This ancient dish is widespread throughout the Mediterranean and is diverse; Sicily alone has at least 37 versions, one of which involves adding bay leaves, potatoes, or boiled eggs!
If you're feeling adventurous, try some of these regional variations:
- Agrigento: Prepared with green chilies, tomato, onion, celery, green olives, black olives, capers, vinegar, honey, sugar, garlic, oil, chili, basil, pine nuts, and dried raisins (previously soaked in Marsala), this caponata is spicy and sweet.
- Catania: Authentic recipe uses yellow peppers, red peppers, tomatoes, onion, celery, white or black olives, capers, vinegar, oil, salt, and sugar. It is also custom to serve caponata with the San Bernardo sauce, a scrumptious and ancient mixture of almonds, salted anchovies, vinegar, unsweetened cocoa, and orange. Talk about a burst of flavor!
- Naples: The Neapolitan eggplant caponata is entirely different from the Sicilian and has nothing to do with the recipe found in Sicily. It is served on a slice of dry wheat bread soaked in water and seasoned with fresh tomato, garlic, oil, oregano, and basil.
- Trapani: Commonly prepared with peppers, onions, ripe tomatoes, celery, green olives, capers, vinegar, sugar, mint, and toasted almonds.
🍽 How To Serve It
Eggplant caponata is usually served as a classic side dish, but it can also become a finger food or a main dish. Here are some ideas:
- Serve it hot or cold as a dip. Also great as an antipasto in small glasses.

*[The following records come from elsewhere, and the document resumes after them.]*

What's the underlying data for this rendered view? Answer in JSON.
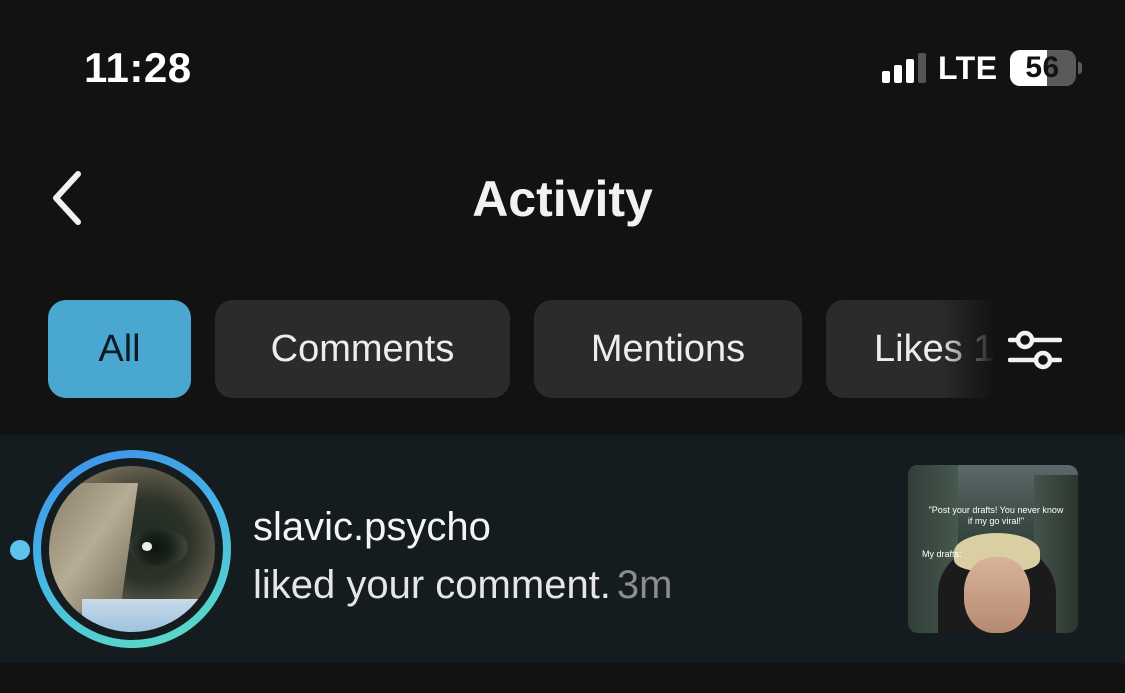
{
  "status_bar": {
    "time": "11:28",
    "network": "LTE",
    "battery_percent": "56",
    "battery_level": 0.56,
    "signal_bars_active": 3
  },
  "header": {
    "back_icon": "chevron-left-icon",
    "title": "Activity"
  },
  "tabs": [
    {
      "label": "All",
      "active": true
    },
    {
      "label": "Comments",
      "active": false
    },
    {
      "label": "Mentions",
      "active": false
    },
    {
      "label": "Likes 1",
      "active": false
    }
  ],
  "filter_icon": "sliders-icon",
  "activity": [
    {
      "username": "slavic.psycho",
      "action": "liked your comment.",
      "time": "3m",
      "unread": true,
      "thumbnail": {
        "caption_top": "\"Post your drafts! You never know if my go viral!\"",
        "caption_side": "My drafts:"
      }
    }
  ],
  "colors": {
    "background": "#121212",
    "active_tab": "#4aa7d0",
    "chip": "#2b2b2b",
    "row_highlight": "#141c20",
    "unread_dot": "#5cc4ea"
  }
}
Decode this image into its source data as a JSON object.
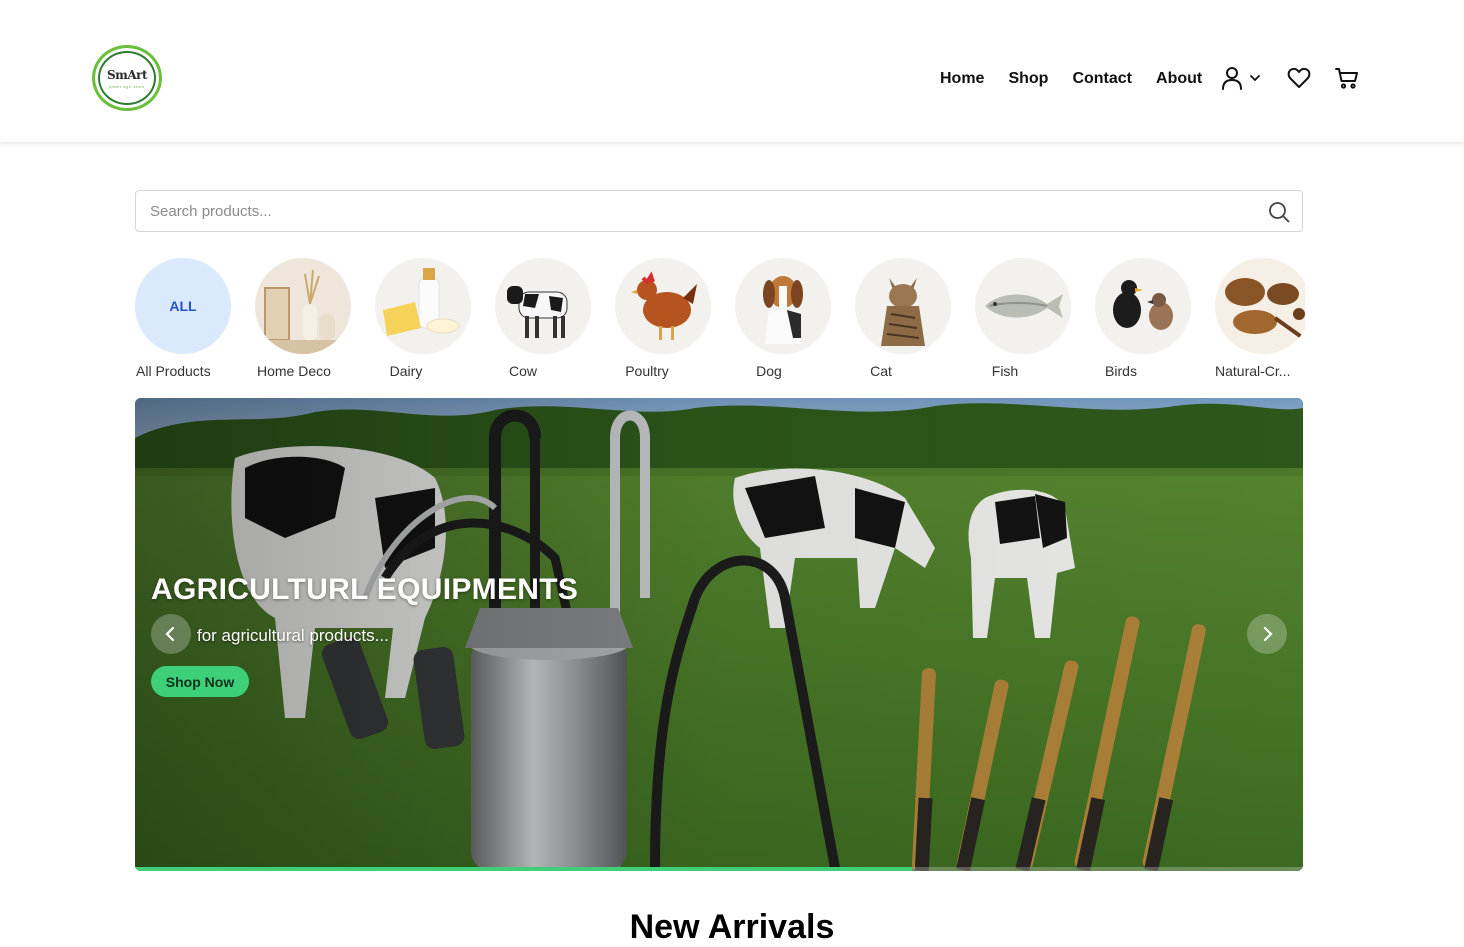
{
  "brand": {
    "logo_text": "SmArt",
    "logo_subtitle": "smart agri store"
  },
  "nav": {
    "links": [
      {
        "label": "Home"
      },
      {
        "label": "Shop"
      },
      {
        "label": "Contact"
      },
      {
        "label": "About"
      }
    ],
    "icons": [
      "user-icon",
      "chevron-down-icon",
      "heart-icon",
      "cart-icon"
    ]
  },
  "search": {
    "placeholder": "Search products...",
    "value": ""
  },
  "categories": [
    {
      "label": "All Products",
      "badge": "ALL"
    },
    {
      "label": "Home Deco"
    },
    {
      "label": "Dairy"
    },
    {
      "label": "Cow"
    },
    {
      "label": "Poultry"
    },
    {
      "label": "Dog"
    },
    {
      "label": "Cat"
    },
    {
      "label": "Fish"
    },
    {
      "label": "Birds"
    },
    {
      "label": "Natural-Cr..."
    }
  ],
  "hero": {
    "title": "AGRICULTURL EQUIPMENTS",
    "subtitle": "for agricultural products...",
    "button": "Shop Now",
    "progress": 0.665
  },
  "sections": {
    "new_arrivals": "New Arrivals"
  },
  "colors": {
    "accent": "#3ed079",
    "all_badge_bg": "#dbe9fe",
    "all_badge_text": "#2255c4",
    "logo_ring": "#6cbf3a"
  }
}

- Make bruschetta - place it on top of toasted bread.
- Use it as a condiment - top grilled fish or baked chicken.
- Serve as a side.
- It's excellent as pasta sauce!

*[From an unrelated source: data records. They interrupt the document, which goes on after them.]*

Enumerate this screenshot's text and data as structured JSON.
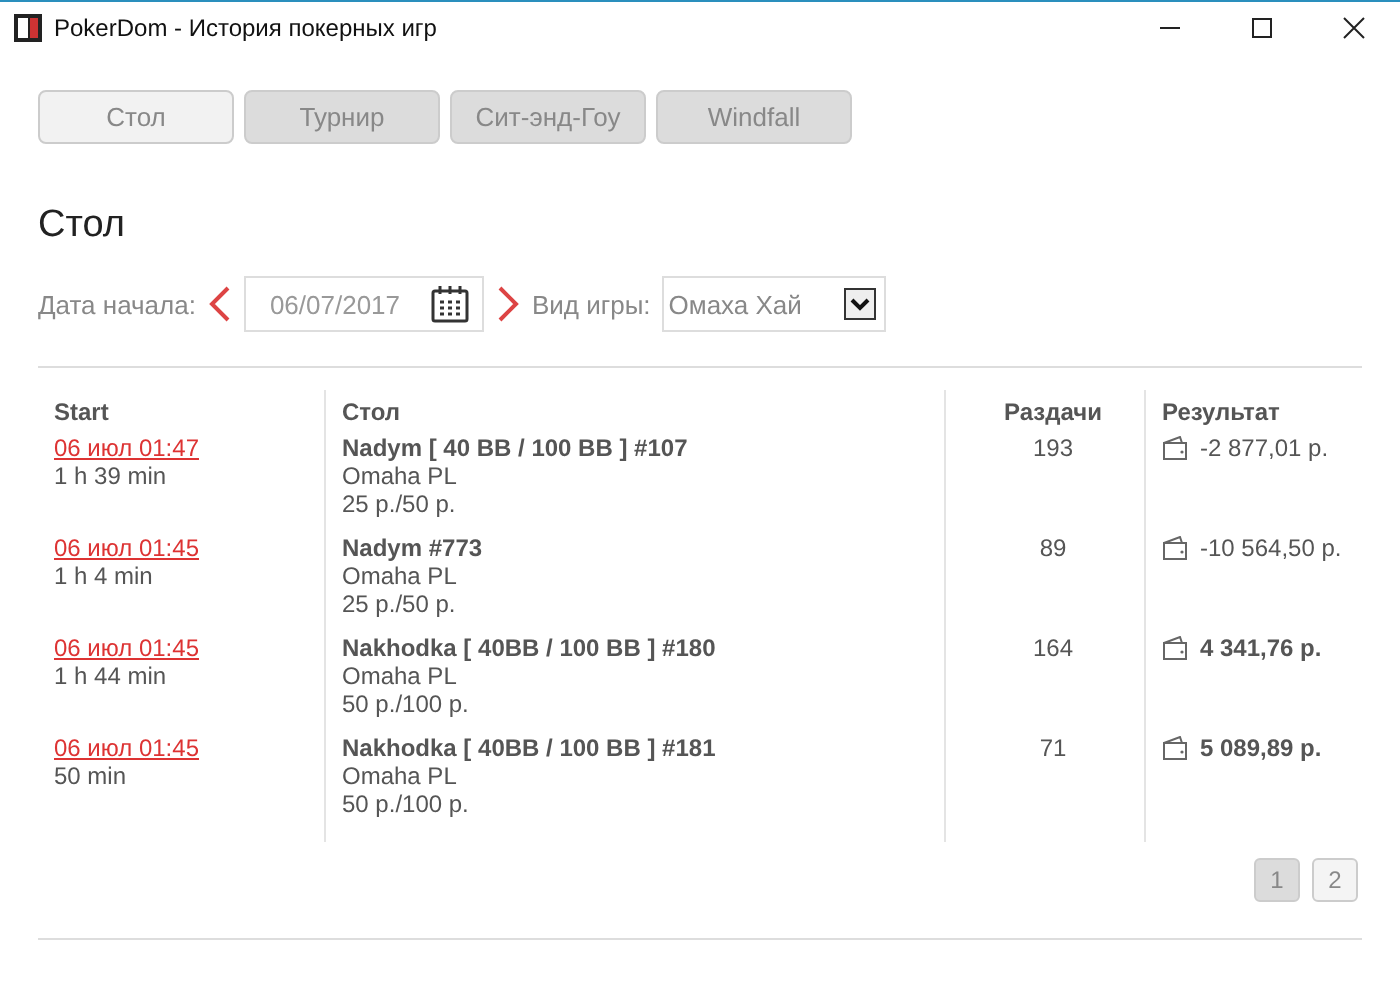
{
  "window": {
    "title": "PokerDom - История покерных игр"
  },
  "tabs": [
    {
      "label": "Стол",
      "selected": true
    },
    {
      "label": "Турнир",
      "selected": false
    },
    {
      "label": "Сит-энд-Гоу",
      "selected": false
    },
    {
      "label": "Windfall",
      "selected": false
    }
  ],
  "heading": "Стол",
  "filters": {
    "date_label": "Дата начала:",
    "date": "06/07/2017",
    "game_label": "Вид игры:",
    "game": "Омаха Хай"
  },
  "table": {
    "columns": [
      "Start",
      "Стол",
      "Раздачи",
      "Результат"
    ],
    "rows": [
      {
        "start": "06 июл 01:47",
        "duration": "1 h 39 min",
        "table": "Nadym [ 40 BB / 100 BB ] #107",
        "game": "Omaha PL",
        "stakes": "25 р./50 р.",
        "hands": "193",
        "result": "-2 877,01 р.",
        "positive": false
      },
      {
        "start": "06 июл 01:45",
        "duration": "1 h 4 min",
        "table": "Nadym #773",
        "game": "Omaha PL",
        "stakes": "25 р./50 р.",
        "hands": "89",
        "result": "-10 564,50 р.",
        "positive": false
      },
      {
        "start": "06 июл 01:45",
        "duration": "1 h 44 min",
        "table": "Nakhodka [ 40BB / 100 BB ] #180",
        "game": "Omaha PL",
        "stakes": "50 р./100 р.",
        "hands": "164",
        "result": "4 341,76 р.",
        "positive": true
      },
      {
        "start": "06 июл 01:45",
        "duration": "50 min",
        "table": "Nakhodka [ 40BB / 100 BB ] #181",
        "game": "Omaha PL",
        "stakes": "50 р./100 р.",
        "hands": "71",
        "result": "5 089,89 р.",
        "positive": true
      }
    ]
  },
  "pages": [
    {
      "label": "1",
      "selected": true
    },
    {
      "label": "2",
      "selected": false
    }
  ]
}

- Serve as relish/salad.
- Serve as a main vegetarian/vegan dish alongside rice and crispy naan or mashed potatoes.
❓ Frequently Asked Questions
Keep refrigerated in an airtight container for up to a week. You can also preserve eggplant caponata for the winter months: pour the still-hot caponata into sterile, airtight mason jars and keep them in a cool, dark place. After filling, boil the jars (bain-marie) to create the vacuum that guarantees conservation, or place them in the freezer. If you do this, I suggest multiplying the ingredients to make it worthwhile.
Eggplant caponata is freezer-friendly, and it will keep for several months.
No, leave the peel intact but do wash it first.
To cut down on fat, spread the diced eggplant on a parchment paper-lined baking sheet and cover lightly with cooking oil spray. Bake at 400°F for 30 minutes or until soft and browned, then add to the prepared tomato sauce.
🍆 Other eggplant recipes to try:
Sicilian Eggplant Caponata
- Large nonstick skillet
- 1 eggplant, medium to large
- 2 tablespoons olive oil, divided
- 1 tablespoon vegetable oil
- 1 stalk celery , diced
- 1 onion, small, diced
- 16 ounce diced tomatoes, canned or fresh
- ⅓ cup pitted green olives, sliced or chopped
- 1 tablespoon capers, whole or chopped
- Salt to taste
- ½ teaspoon sugar, or honey
- 1 tablespoon vinegar
- 1 tablespoon fresh basil, thinly sliced (chiffonade method)
- 1 teaspoon crushed red pepper
- Clean and dice eggplant, but do not peel. Sprinkle lightly with salt and set aside 30 minutes to draw out the moisture.
- In a saucepan, sauté onions with one tablespoon of olive oil until softened. Add diced tomatoes with juices and cook until it thickens.
- Meanwhile, rinse the eggplant with hot water and pat dry with paper towels.
- Heat the remaining olive and vegetable oil in a large skillet over high heat. Quickly fry the eggplant pieces until browned.
- Add the chopped celery and fry for three more minutes.
- Pour in the prepared tomato sauce, olives, capers, and salt to taste. Mix well and sauté for five minutes. Add sugar, vinegar, basil, and crushed red pepper. Lower heat; simmer for five minutes.
- Caponata is a great make-ahead dish that tastes even better the next day.
- Make sure to resist making this dish before letting the eggplant sit in salt or salted water to remove its bitterness. It will bring out the sweet and nutty flavor of the eggplant, and I promise you won't regret it.
- Serve on toasted bread as an appetizer or a nourishing side with your favorite carbs and protein.
- For the best results, read additional tips in the post above.
- Nutrition information is approximate and meant as a guideline only.